The Basic Rules of Poker


Poker is a card game that involves betting and drawing cards. It is played in a variety of variants and variations, but there are several basic rules for most games.

The first rule is to make sure that you understand the value of each card. This is a key element in deciding whether or not to call the bet of another player. It is also important to be able to tell when you have a strong hand against an opponent who is showing a weak one.

It is a good idea to learn as much as you can about the game and to apply that knowledge in practice. This will help you develop your skills and improve your chances of winning at the tables.

Learning poker strategy is very difficult, and it will take a great deal of time to fully master the game. If you are patient and committed, your results should come in due course, but don’t expect to be a winner overnight.

There are many books available that focus on various strategies, but you should try to develop your own unique strategy. This will help you become more efficient in the game and reduce your mistakes.

It’s also a good idea to practice and develop your skill at reading people, both in poker and in everyday life. There are several books dedicated to this topic and everyone from psychologists to law enforcement officials have discussed the importance of being able to read other people’s behavior and emotions.

This is a very important part of playing poker because it can tell you so much about your opponents. There are a few things you can watch out for, including their eye movement and if they raise or fold in different situations. You can also use this information to predict their hand and sizing.

In addition, it is a good idea to practice playing with other players, especially online. This will help you identify and avoid weak players and strong players.

You should also try to develop your understanding of the odds of winning, or pot odds. These are the ratio of the size of the pot to the amount of money that a player must call to stay in the pot. This is a fundamental aspect of strategy and should not be underestimated.

When you start playing, it is a good idea to play with only a few hands at a time and try to avoid getting into pots that are too big or small. This will help you gain the experience and confidence needed to make the most informed decisions.

It is also a good idea to practice the game at home using virtual chips. These will give you an idea of the speed and flow of the game, as well as how other players react to your moves.

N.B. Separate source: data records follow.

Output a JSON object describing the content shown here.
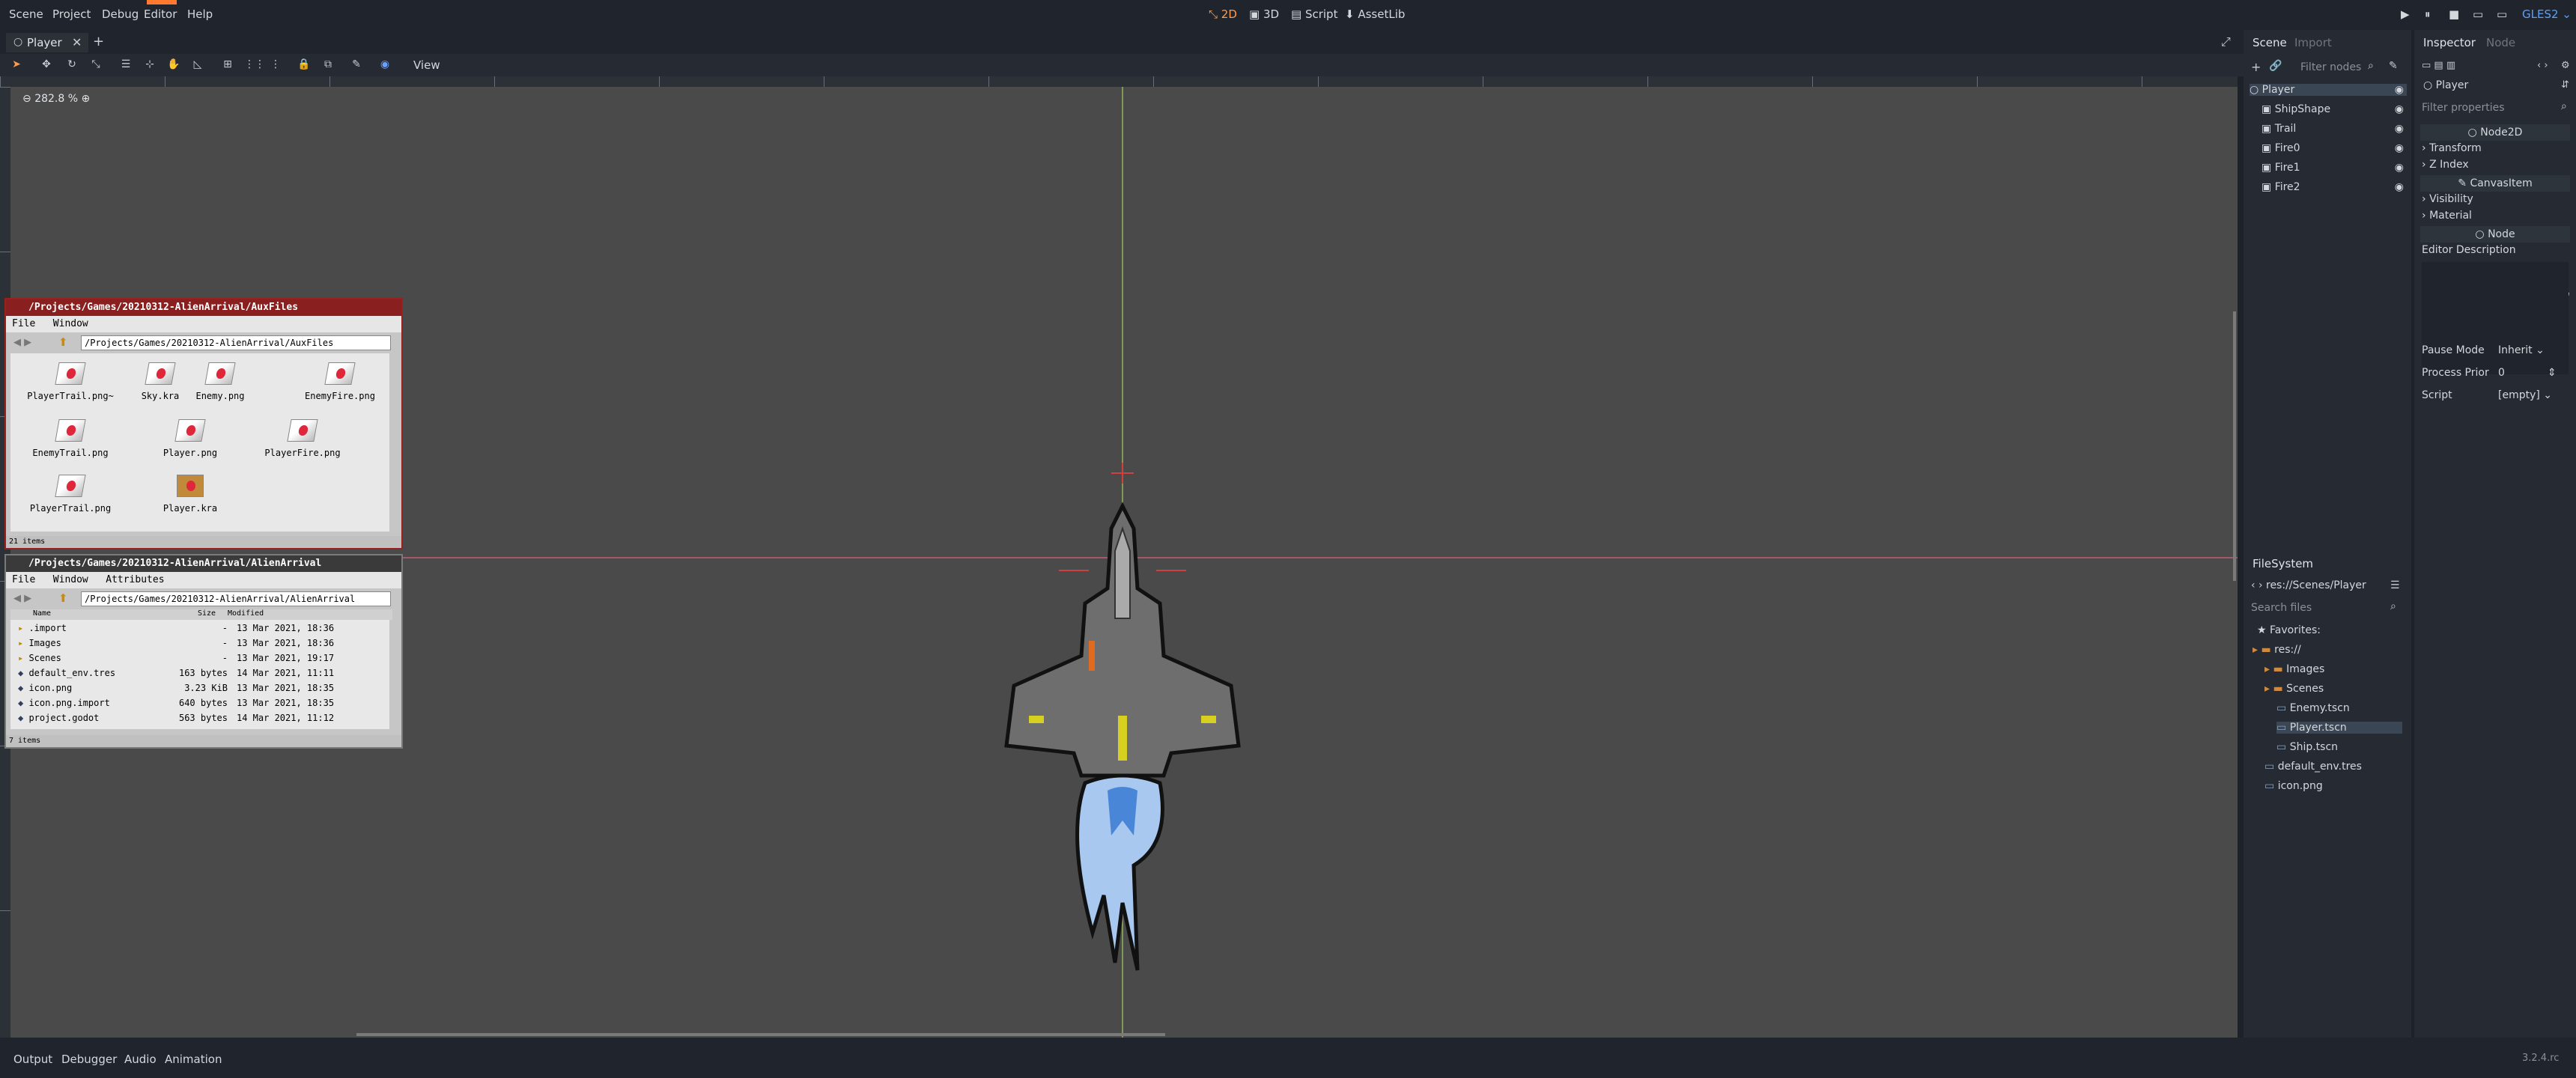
{
  "menubar": {
    "items": [
      "Scene",
      "Project",
      "Debug",
      "Editor",
      "Help"
    ],
    "modes": [
      "2D",
      "3D",
      "Script",
      "AssetLib"
    ],
    "renderer": "GLES2"
  },
  "scene_tab": {
    "label": "Player"
  },
  "toolbar": {
    "view_label": "View"
  },
  "viewport": {
    "zoom": "282.8 %"
  },
  "bottom": {
    "tabs": [
      "Output",
      "Debugger",
      "Audio",
      "Animation"
    ],
    "version": "3.2.4.rc"
  },
  "scene_dock": {
    "tabs": [
      "Scene",
      "Import"
    ],
    "filter_placeholder": "Filter nodes",
    "nodes": [
      {
        "label": "Player",
        "level": 0
      },
      {
        "label": "ShipShape",
        "level": 1
      },
      {
        "label": "Trail",
        "level": 1
      },
      {
        "label": "Fire0",
        "level": 1
      },
      {
        "label": "Fire1",
        "level": 1
      },
      {
        "label": "Fire2",
        "level": 1
      }
    ]
  },
  "filesystem": {
    "title": "FileSystem",
    "path": "res://Scenes/Player",
    "search_placeholder": "Search files",
    "favorites": "Favorites:",
    "items": [
      {
        "label": "res://",
        "level": 0
      },
      {
        "label": "Images",
        "level": 1
      },
      {
        "label": "Scenes",
        "level": 1
      },
      {
        "label": "Enemy.tscn",
        "level": 2
      },
      {
        "label": "Player.tscn",
        "level": 2,
        "selected": true
      },
      {
        "label": "Ship.tscn",
        "level": 2
      },
      {
        "label": "default_env.tres",
        "level": 1
      },
      {
        "label": "icon.png",
        "level": 1
      }
    ]
  },
  "inspector": {
    "tabs": [
      "Inspector",
      "Node"
    ],
    "object": "Player",
    "filter_placeholder": "Filter properties",
    "sections": [
      "Node2D",
      "CanvasItem",
      "Node"
    ],
    "props": [
      "Transform",
      "Z Index",
      "Visibility",
      "Material"
    ],
    "editor_description": "Editor Description",
    "pause_mode_label": "Pause Mode",
    "pause_mode_value": "Inherit",
    "process_prior_label": "Process Prior",
    "process_prior_value": "0",
    "script_label": "Script",
    "script_value": "[empty]"
  },
  "fm1": {
    "title": "/Projects/Games/20210312-AlienArrival/AuxFiles",
    "menu": [
      "File",
      "Window"
    ],
    "path": "/Projects/Games/20210312-AlienArrival/AuxFiles",
    "files": [
      "PlayerTrail.png~",
      "Sky.kra",
      "Enemy.png",
      "EnemyFire.png",
      "EnemyTrail.png",
      "Player.png",
      "PlayerFire.png",
      "PlayerTrail.png",
      "Player.kra"
    ],
    "status": "21 items"
  },
  "fm2": {
    "title": "/Projects/Games/20210312-AlienArrival/AlienArrival",
    "menu": [
      "File",
      "Window",
      "Attributes"
    ],
    "path": "/Projects/Games/20210312-AlienArrival/AlienArrival",
    "headers": [
      "Name",
      "Size",
      "Modified"
    ],
    "rows": [
      {
        "name": ".import",
        "size": "-",
        "modified": "13 Mar 2021, 18:36"
      },
      {
        "name": "Images",
        "size": "-",
        "modified": "13 Mar 2021, 18:36"
      },
      {
        "name": "Scenes",
        "size": "-",
        "modified": "13 Mar 2021, 19:17"
      },
      {
        "name": "default_env.tres",
        "size": "163 bytes",
        "modified": "14 Mar 2021, 11:11"
      },
      {
        "name": "icon.png",
        "size": "3.23 KiB",
        "modified": "13 Mar 2021, 18:35"
      },
      {
        "name": "icon.png.import",
        "size": "640 bytes",
        "modified": "13 Mar 2021, 18:35"
      },
      {
        "name": "project.godot",
        "size": "563 bytes",
        "modified": "14 Mar 2021, 11:12"
      }
    ],
    "status": "7 items"
  },
  "colors": {
    "accent": "#ff9b4a",
    "ship": "#6e6e6e",
    "flame": "#a8c8f0"
  }
}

Poker is a very exciting game, but it can also be quite frustrating at times. You might find yourself with a weak hand that you are not confident about, or you may have an excellent hand but be stuck in a pot that has little or no chance of winning. In this case, you should try to improve your position by acting last when you can. This will give you a bigger range of potential bluffing opportunities, as well as the opportunity to make more accurate value bets.